Of Stars and Reeds

by Marie H. (aka. Phantisaeii)

The one thing she would remember most about that night was that her bonnet had fallen off. Caught in the reeds the pristine white fabric tripped over them, a clumsy ghost. Elisabeth Kohl would remember in the afterlife how reluctant it seemed to leave her, how it struggled so valiantly and clung to the tall grasses until the air conquered and sent it twirling away forever. She sighed, hands hung forlornly on her apron, but her feet refused to move elsewhere as they were frozen to the ground.

Perhaps the bonnet was the final straw. Perhaps it was the sharp wind and incessant swish of grass in her ears, driving her mad with their static, natural noise. She fell to her knees and begged at the dark satin sky with pleading brown eyes. The soft voice was raw bitterness, the voice of a girl left to choose between two worlds.
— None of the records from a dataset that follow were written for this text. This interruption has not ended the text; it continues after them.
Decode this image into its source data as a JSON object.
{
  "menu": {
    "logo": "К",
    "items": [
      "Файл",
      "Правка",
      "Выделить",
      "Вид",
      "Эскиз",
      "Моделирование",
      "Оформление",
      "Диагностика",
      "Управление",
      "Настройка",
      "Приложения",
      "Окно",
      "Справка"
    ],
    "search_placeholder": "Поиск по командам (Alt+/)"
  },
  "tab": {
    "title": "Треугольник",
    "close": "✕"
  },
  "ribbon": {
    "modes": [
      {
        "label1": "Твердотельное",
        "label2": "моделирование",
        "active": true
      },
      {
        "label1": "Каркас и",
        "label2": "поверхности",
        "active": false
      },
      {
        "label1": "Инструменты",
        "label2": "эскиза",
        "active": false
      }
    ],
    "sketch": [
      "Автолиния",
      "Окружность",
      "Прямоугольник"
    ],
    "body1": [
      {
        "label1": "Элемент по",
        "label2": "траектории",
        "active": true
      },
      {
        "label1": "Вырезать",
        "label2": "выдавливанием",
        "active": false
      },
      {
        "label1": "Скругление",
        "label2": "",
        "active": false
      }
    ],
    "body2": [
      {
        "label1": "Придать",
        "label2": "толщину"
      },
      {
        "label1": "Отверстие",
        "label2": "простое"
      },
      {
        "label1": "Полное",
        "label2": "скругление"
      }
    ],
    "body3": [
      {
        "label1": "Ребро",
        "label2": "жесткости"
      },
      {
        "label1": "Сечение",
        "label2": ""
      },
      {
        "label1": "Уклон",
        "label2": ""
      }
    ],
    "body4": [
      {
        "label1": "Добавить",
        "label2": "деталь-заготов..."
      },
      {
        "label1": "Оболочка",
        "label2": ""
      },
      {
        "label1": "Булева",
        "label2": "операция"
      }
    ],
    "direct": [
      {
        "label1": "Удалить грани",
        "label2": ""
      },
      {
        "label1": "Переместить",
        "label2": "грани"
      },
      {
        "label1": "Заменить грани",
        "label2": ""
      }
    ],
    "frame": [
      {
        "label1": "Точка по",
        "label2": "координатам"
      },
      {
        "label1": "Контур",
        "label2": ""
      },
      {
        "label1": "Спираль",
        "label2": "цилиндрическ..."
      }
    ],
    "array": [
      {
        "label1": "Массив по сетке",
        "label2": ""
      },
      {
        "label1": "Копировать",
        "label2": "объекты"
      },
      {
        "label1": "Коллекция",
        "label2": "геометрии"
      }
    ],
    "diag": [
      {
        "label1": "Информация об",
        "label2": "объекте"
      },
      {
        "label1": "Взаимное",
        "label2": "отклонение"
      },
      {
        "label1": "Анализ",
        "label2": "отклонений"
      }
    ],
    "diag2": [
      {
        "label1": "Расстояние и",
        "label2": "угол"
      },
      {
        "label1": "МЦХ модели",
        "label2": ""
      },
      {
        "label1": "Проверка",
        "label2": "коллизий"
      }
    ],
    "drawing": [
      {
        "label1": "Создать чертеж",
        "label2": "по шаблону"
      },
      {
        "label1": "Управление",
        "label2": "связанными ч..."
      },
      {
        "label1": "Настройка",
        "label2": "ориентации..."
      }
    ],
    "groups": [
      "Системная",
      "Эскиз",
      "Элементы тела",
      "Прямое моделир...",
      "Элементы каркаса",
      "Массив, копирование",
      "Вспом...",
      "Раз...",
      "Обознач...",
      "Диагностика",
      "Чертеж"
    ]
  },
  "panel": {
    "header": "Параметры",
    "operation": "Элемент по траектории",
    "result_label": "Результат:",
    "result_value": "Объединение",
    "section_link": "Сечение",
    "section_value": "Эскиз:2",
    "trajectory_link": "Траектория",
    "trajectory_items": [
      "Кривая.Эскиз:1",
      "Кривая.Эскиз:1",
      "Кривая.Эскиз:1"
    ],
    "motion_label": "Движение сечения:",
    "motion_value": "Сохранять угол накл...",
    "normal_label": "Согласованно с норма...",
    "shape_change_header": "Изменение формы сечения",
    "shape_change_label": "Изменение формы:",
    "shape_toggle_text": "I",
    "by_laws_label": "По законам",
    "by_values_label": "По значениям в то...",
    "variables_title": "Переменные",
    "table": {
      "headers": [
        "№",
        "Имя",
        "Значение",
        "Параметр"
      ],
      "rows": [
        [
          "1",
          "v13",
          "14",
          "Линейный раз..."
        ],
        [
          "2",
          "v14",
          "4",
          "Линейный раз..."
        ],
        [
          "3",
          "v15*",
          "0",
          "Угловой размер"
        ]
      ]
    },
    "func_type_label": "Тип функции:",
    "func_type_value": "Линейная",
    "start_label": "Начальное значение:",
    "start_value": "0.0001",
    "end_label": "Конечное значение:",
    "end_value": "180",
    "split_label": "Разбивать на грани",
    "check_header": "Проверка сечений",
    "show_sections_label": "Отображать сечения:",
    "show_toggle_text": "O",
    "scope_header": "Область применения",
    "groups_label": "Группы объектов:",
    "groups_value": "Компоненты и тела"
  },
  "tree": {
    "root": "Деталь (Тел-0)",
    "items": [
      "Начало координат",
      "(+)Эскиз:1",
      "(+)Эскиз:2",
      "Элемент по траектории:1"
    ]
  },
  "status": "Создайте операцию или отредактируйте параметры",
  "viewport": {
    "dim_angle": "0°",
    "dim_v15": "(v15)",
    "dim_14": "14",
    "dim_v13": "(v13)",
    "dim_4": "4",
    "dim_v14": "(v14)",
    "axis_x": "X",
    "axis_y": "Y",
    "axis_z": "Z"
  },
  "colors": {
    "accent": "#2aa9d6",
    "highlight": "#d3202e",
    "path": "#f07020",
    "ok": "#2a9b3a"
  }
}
"Would God have me make my peace here and now with my decision, and not let me wait until I have touched that which is told to bring sin?" Elisabeth muttered, yet ruined the dark and dramatic statement with an unladylike scratch at her woolen stockings. "Would He have me whisper my repentance to none but the replies of reeds, have them absolve me of this intention to sin? So then I may merrily trot back to my cottage with Him at my side and only a chest torn with deep secrets of misery to keep me company?"

The stars proffered no solutions, and the reeds kept up their lush gossip with a fresh swirl of gusto. But to her mind this absence of words, though none were to be expected, seemed to condemn Elisabeth for her questions and desires. Every sandpaper rough scratch of plant against plant sent her into an individual fury- was it she now who was forsaking her faith, or was He forsaking her? The swatches of midnight sky seemed to jumble the scene and her vision, two separate puzzles with the pieces mixed together.
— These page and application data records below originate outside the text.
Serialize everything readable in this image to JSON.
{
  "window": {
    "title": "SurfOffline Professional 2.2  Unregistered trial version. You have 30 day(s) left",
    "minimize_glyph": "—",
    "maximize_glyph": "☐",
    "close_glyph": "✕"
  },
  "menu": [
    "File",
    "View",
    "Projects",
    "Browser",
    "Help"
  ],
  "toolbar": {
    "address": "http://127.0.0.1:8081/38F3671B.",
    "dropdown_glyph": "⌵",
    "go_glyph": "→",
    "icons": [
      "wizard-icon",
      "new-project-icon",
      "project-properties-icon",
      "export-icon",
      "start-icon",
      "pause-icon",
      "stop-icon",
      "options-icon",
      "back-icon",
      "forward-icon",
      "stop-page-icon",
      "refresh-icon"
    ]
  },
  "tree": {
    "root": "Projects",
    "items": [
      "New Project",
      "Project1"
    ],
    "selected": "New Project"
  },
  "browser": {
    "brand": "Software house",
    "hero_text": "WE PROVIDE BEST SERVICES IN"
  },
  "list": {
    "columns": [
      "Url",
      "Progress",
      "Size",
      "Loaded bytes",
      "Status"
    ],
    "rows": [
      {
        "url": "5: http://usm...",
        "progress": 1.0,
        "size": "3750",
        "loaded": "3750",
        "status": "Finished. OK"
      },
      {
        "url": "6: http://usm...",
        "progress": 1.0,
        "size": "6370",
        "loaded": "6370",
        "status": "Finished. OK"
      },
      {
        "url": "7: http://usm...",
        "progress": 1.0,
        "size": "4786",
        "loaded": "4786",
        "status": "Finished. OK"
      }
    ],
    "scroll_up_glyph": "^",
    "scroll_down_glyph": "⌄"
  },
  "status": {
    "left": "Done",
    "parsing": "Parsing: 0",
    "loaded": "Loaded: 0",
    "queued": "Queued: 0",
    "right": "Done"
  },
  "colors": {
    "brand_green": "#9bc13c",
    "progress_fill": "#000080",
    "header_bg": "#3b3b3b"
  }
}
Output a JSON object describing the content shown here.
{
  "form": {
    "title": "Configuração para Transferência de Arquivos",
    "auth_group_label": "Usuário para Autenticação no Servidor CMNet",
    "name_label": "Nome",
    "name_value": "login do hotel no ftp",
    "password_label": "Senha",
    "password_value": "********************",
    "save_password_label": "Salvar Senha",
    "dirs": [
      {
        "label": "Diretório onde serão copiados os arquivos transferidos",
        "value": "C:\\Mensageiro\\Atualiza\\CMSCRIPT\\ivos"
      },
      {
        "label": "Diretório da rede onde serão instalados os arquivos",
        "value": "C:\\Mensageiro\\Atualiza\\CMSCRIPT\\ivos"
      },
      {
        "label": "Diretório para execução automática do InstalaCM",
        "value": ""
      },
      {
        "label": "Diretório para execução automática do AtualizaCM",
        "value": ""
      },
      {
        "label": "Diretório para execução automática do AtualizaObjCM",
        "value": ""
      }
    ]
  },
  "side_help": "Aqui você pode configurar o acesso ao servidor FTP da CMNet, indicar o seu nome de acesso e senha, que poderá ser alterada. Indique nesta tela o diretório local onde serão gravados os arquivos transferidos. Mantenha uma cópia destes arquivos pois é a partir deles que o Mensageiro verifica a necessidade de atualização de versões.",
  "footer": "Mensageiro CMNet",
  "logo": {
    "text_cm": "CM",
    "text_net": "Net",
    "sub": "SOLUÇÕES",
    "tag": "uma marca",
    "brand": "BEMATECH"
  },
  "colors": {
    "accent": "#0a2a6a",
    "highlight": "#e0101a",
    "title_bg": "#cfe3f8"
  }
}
Her fists beat and clenched at her side helplessly, searching for the will to stand and turn her back on the life that antagonized her misery. Why was she chosen to be Amish, when the rest of the world was born to fly by them in cars and buses? Why were they jammed in the past, a wedge in the door of a history exhibit? She didn't want to be some ancient study on display- every time Elisabeth caught the sight of some school or another flitting by in a tour bus, pointing at them, her stomach churned with fury and embarrassment. Why should she be damned to that life; why were the children given no choice if they wished to give up technology or not?

Her hands unclenched, opening weakly at her side as wilted and defeated flowers. No, she decided. Perhaps her escape was not to forsake God but to forsake her upbringing. The moment she touched a bit of modern equipment she would no longer be Elisabeth Kohl of the butter churn, Elisabeth Kohl the cow milker, Elisabeth Kohl the one not handy with mending clothes. She would be a modern girl, a girl who could turn on a lamp instead of light a kerosene lantern. A modern girl who could take hot showers with plumbing and learn other languages and see the world and live without a husband to command her about. A young modern girl who would maybe even ride in a car. Who would wear trousers instead of skirts. With her upbringing, she would shed her damned itchy stockings.

Her heart split open like an egg, her unhappiness oozing out in a gooey mass. Elisabeth stood with a timid smile on her face, her leather boots no longer trudging as she began to slowly carve a path away from her home, from the fields, from the agony. And her heart emptied out, hollowed and prepared to be restocked with new and foreign experiences. She twirled around in joy, her skirts fanning out around her thighs. This was it. Her new life was to begin-- starting now!

Elisabeth Kohl's first touched technology only moments later. Her torso took the impact of the car bumper first, and she thought for only a brief moment that a roaring metal monster had come to shatter her marrow into little pieces to make puzzles with. Her vision faded only three seconds after impact, registering the drunken topaz eyes of technology made to kill her.

The car meandered to a stop two hundred and thirty three meters away as the reeds grew even louder. They crowded round the gnarled body that was becoming prime gossip tonight and the stars looked on grimly, still having the indecency to shine.